--- Extracted information Enclosed Below ---

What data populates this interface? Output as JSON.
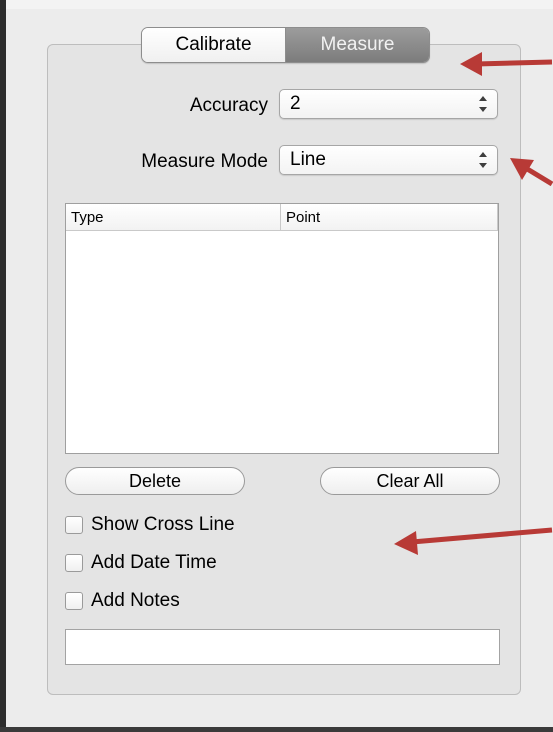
{
  "segmented": {
    "calibrate_label": "Calibrate",
    "measure_label": "Measure",
    "selected": "Measure"
  },
  "accuracy": {
    "label": "Accuracy",
    "value": "2"
  },
  "measure_mode": {
    "label": "Measure Mode",
    "value": "Line"
  },
  "table": {
    "columns": [
      "Type",
      "Point"
    ],
    "rows": []
  },
  "buttons": {
    "delete_label": "Delete",
    "clear_all_label": "Clear All"
  },
  "options": [
    {
      "label": "Show Cross Line",
      "checked": false
    },
    {
      "label": "Add Date Time",
      "checked": false
    },
    {
      "label": "Add Notes",
      "checked": false
    }
  ],
  "notes_field": {
    "value": ""
  },
  "annotation_color": "#b83a36"
}
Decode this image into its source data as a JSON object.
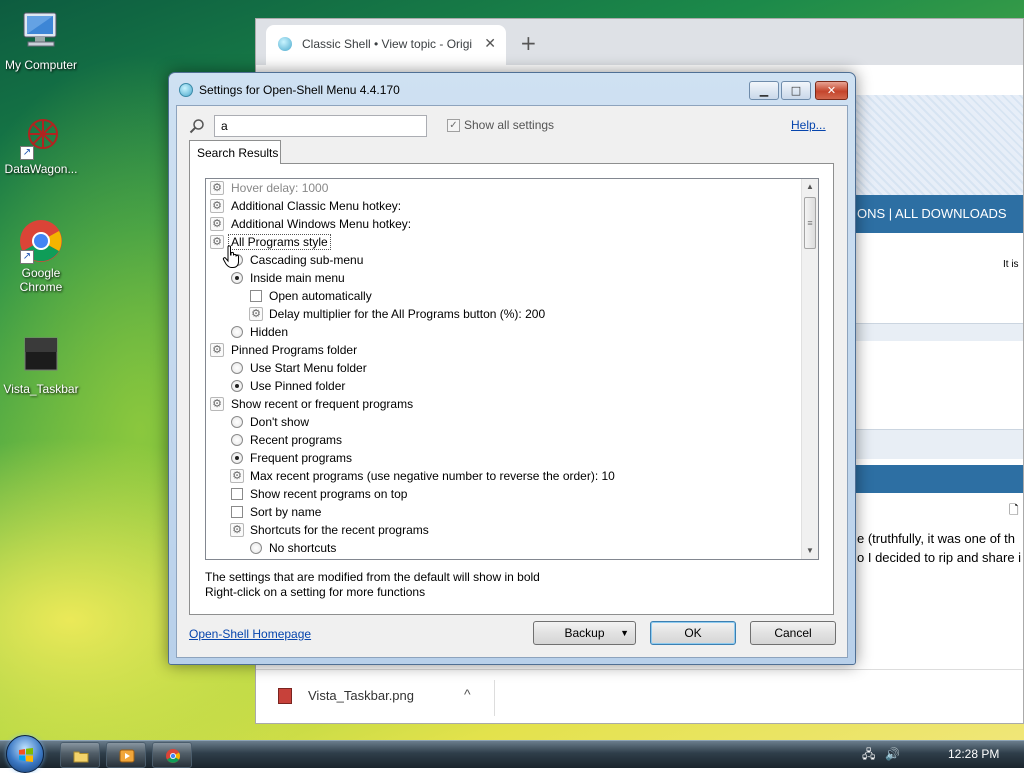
{
  "desktop": {
    "icons": [
      {
        "label": "My Computer"
      },
      {
        "label": "DataWagon..."
      },
      {
        "label": "Google Chrome"
      },
      {
        "label": "Vista_Taskbar"
      }
    ]
  },
  "browser": {
    "tab_title": "Classic Shell • View topic - Origi",
    "tab_close": "✕",
    "new_tab": "+",
    "site_nav": "ONS  |  ALL DOWNLOADS",
    "site_text_1": "It is",
    "site_text_2": "e (truthfully, it was one of th",
    "site_text_3": "o I decided to rip and share i",
    "download_file": "Vista_Taskbar.png",
    "download_chevron": "^"
  },
  "dialog": {
    "title": "Settings for Open-Shell Menu 4.4.170",
    "caption": {
      "minimize": "▁",
      "maximize": "□",
      "close": "✕"
    },
    "search_value": "a",
    "show_all_label": "Show all settings",
    "show_all_mark": "✓",
    "help_label": "Help...",
    "tab_label": "Search Results",
    "tree_items": [
      {
        "label": "Hover delay: 1000"
      },
      {
        "label": "Additional Classic Menu hotkey:"
      },
      {
        "label": "Additional Windows Menu hotkey:"
      },
      {
        "label": "All Programs style"
      },
      {
        "label": "Cascading sub-menu"
      },
      {
        "label": "Inside main menu"
      },
      {
        "label": "Open automatically"
      },
      {
        "label": "Delay multiplier for the All Programs button (%): 200"
      },
      {
        "label": "Hidden"
      },
      {
        "label": "Pinned Programs folder"
      },
      {
        "label": "Use Start Menu folder"
      },
      {
        "label": "Use Pinned folder"
      },
      {
        "label": "Show recent or frequent programs"
      },
      {
        "label": "Don't show"
      },
      {
        "label": "Recent programs"
      },
      {
        "label": "Frequent programs"
      },
      {
        "label": "Max recent programs (use negative number to reverse the order): 10"
      },
      {
        "label": "Show recent programs on top"
      },
      {
        "label": "Sort by name"
      },
      {
        "label": "Shortcuts for the recent programs"
      },
      {
        "label": "No shortcuts"
      }
    ],
    "hint_line_1": "The settings that are modified from the default will show in bold",
    "hint_line_2": "Right-click on a setting for more functions",
    "homepage_link": "Open-Shell Homepage",
    "backup_label": "Backup",
    "ok_label": "OK",
    "cancel_label": "Cancel"
  },
  "taskbar": {
    "clock": "12:28 PM"
  }
}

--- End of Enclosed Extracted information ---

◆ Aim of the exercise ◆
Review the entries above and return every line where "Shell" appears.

◆ Solution below ◆
    "tab_title": "Classic Shell • View topic - Origi",
    "title": "Settings for Open-Shell Menu 4.4.170",
    "homepage_link": "Open-Shell Homepage",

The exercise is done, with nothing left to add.